It seems a brave task to cherry-pick all these eclectic styles and produce a worthy amalgam. But Gang Gang Dance has irretrievably began what may be our generation’s perpetual drum circle. As we begin to sink into their incessant groove it might be comforting, or maybe disquieting, to learn to Saint Dymphna is the patron saint of mental illness. And seeking solace in these troubling times one might ask if this album, like the saint from which it is named, might bring us salvation or simply drive us off the deep end.

8
Music


Books


Film


Recent
Love in the Time of Coronavirus

Street Art As Sprayed Solidarity: Global Corona Graffiti

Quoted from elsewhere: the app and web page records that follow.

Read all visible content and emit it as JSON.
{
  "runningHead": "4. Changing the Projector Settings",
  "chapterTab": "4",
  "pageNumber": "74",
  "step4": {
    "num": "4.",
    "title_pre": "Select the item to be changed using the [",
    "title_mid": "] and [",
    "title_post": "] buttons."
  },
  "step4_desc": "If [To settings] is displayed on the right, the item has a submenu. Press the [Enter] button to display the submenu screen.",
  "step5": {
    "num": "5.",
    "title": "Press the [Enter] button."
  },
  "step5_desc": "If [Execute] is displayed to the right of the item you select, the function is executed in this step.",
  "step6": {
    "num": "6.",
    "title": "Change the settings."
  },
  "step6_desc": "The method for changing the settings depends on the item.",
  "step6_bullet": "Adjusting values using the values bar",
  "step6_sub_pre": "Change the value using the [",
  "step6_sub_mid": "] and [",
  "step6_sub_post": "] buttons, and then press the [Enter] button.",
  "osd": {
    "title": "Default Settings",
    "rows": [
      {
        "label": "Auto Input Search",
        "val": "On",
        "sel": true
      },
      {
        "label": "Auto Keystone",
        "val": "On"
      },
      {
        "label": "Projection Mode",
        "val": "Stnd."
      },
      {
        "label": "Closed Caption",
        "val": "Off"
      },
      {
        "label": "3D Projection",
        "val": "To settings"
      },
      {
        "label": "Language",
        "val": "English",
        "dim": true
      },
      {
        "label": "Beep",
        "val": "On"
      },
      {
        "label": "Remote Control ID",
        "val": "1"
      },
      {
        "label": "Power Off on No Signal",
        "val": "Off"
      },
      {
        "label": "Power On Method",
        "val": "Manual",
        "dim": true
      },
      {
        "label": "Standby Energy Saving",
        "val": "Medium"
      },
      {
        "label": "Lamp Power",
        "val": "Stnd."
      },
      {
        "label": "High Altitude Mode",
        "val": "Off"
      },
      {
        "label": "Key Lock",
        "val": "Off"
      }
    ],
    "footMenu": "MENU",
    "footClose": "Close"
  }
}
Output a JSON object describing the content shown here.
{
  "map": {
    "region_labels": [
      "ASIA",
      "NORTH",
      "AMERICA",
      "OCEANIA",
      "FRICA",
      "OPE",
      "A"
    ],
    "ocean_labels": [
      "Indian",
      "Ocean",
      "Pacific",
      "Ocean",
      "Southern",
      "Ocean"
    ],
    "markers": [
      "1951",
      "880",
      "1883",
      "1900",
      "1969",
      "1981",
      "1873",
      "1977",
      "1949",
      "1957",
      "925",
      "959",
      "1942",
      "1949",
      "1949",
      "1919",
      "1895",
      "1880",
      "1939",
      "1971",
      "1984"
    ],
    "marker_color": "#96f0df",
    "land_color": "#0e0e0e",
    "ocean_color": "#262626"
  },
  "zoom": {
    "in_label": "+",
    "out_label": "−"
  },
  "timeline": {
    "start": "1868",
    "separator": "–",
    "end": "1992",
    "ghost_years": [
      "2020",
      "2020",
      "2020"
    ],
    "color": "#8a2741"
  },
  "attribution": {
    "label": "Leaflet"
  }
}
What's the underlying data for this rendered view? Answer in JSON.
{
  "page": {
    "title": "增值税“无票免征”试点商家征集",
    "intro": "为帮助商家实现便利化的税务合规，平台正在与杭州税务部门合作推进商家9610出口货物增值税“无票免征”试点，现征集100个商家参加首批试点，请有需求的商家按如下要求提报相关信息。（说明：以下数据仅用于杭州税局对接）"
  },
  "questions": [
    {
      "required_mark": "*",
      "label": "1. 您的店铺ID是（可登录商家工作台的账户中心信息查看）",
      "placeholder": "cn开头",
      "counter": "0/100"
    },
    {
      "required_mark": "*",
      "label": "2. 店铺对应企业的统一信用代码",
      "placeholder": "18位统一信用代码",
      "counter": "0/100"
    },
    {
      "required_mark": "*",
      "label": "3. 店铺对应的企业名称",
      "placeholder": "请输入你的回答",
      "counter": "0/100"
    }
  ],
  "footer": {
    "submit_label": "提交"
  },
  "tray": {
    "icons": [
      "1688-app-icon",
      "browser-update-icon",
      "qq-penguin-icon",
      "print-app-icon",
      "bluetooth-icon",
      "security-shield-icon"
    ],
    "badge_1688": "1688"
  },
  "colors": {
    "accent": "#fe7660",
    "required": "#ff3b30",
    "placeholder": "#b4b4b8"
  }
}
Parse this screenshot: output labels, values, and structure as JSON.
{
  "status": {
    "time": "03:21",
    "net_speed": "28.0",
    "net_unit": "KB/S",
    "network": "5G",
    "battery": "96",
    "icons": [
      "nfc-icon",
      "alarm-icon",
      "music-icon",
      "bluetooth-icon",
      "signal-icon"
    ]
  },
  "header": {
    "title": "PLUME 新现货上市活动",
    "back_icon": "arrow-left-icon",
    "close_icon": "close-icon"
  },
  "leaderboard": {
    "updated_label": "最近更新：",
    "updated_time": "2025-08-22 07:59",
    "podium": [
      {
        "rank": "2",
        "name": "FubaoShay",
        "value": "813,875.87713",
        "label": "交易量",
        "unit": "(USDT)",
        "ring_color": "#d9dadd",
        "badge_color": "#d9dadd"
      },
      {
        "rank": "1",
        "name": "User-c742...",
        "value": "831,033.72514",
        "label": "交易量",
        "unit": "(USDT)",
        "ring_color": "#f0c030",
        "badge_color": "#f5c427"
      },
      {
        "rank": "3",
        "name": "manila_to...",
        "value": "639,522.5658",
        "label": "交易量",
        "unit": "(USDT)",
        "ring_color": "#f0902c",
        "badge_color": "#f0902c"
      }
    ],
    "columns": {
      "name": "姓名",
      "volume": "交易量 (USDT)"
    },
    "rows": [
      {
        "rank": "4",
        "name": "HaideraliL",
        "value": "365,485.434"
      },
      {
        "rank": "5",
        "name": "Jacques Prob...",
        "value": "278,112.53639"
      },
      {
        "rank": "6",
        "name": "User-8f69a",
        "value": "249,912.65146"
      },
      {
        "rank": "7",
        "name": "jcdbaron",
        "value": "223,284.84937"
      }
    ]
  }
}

COVID-19-related street art functions as a vehicle for political critique and social engagement. It offers a form of global solidarity in a time of crisis.

Music

Gretchen Peters Honors Mickey Newbury With "The Sailor" and New Album (premiere + interview)

Gretchen Peters' latest album, The Night You Wrote That Song: The Songs of Mickey Newbury, celebrates one of American songwriting's most underappreciated artists. Hear Peters' new single "The Sailor" as she talks about her latest project.

Music

Okkyung Lee Goes From Classical to Noise on the Stellar 'Yeo-Neun'

Cellist Okkyung Lee walks a fine line between classical and noise on the splendid, minimalist excursion Yeo-Neun.

Film

Alastair Sim: A Very English Character Actor Genius

Alastair Sim belongs to those character actors sometimes accused of "hamming it up" because they work at such a high level of internal and external technique that they can't help standing out.

Music

Joe Hertler & the Rainbow Seekers Head "Underwater" in New Video (premiere)

Celebrating the first anniversary of Paper Castle, folksy poppers Joe Hertler & the Rainbow Seekers release an uplifting new video for opening track, "Underwater".

Music

Kaitlyn Aurelia Smith's New LP Is Lacking in Songcraft but Rich in Texture

Kaitlyn Aurelia Smith's The Mosaic of Transformation is a slightly uneven listen. It generally transcends the tropes of its genre, but occasionally substitutes substance for style.

Music

Buzzcocks' 1996 Album 'All Set' Sees the Veteran Band Stretching Out and Gaining Confidence

After the straightforward and workmanlike Trade Test Transmissions, Buzzcocks continued to hone their fresh identity in the studio, as exhibited on the All Set reissue contained on the new box-set Sell You Everything.

Books

Patrick Madden's 'Disparates' Makes Sense in These Crazy Times

There's no social distancing with Patrick Madden's hilarious Disparates. While reading these essays, you'll feel like he's in the room with you.

Music

Perfume Genius Purges Himself and It's Contagious

You need to care so much about your art to pack this much meaning into not only the words, but the tones that adorn and deliver them. Perfume Genius cares so much it hurts on Set My Heart on Fire Immediately.

Love in the Time of Coronavirus

Confinement and Escape: Emma Donoghue and E.L. Doctorow in Our Time of Self-Isolation

Emma Donoghue's Room and E.L. Doctorow's Homer & Langley define and confront life within limited space.

Books

Political Cartoonist Art Young Was an Aficionado of all Things Infernal

Fantagraphics' new edition of Inferno takes Art Young's original Depression-era critique to the Trump White House -- and then drags it all to Hell.

Reviews
Collapse Expand Reviews

Features
Collapse Expand Features
PM Picks
Collapse Expand Pm Picks

© 1999-2020 PopMatters.com. All rights reserved.
PopMatters is wholly independent, women-owned and operated.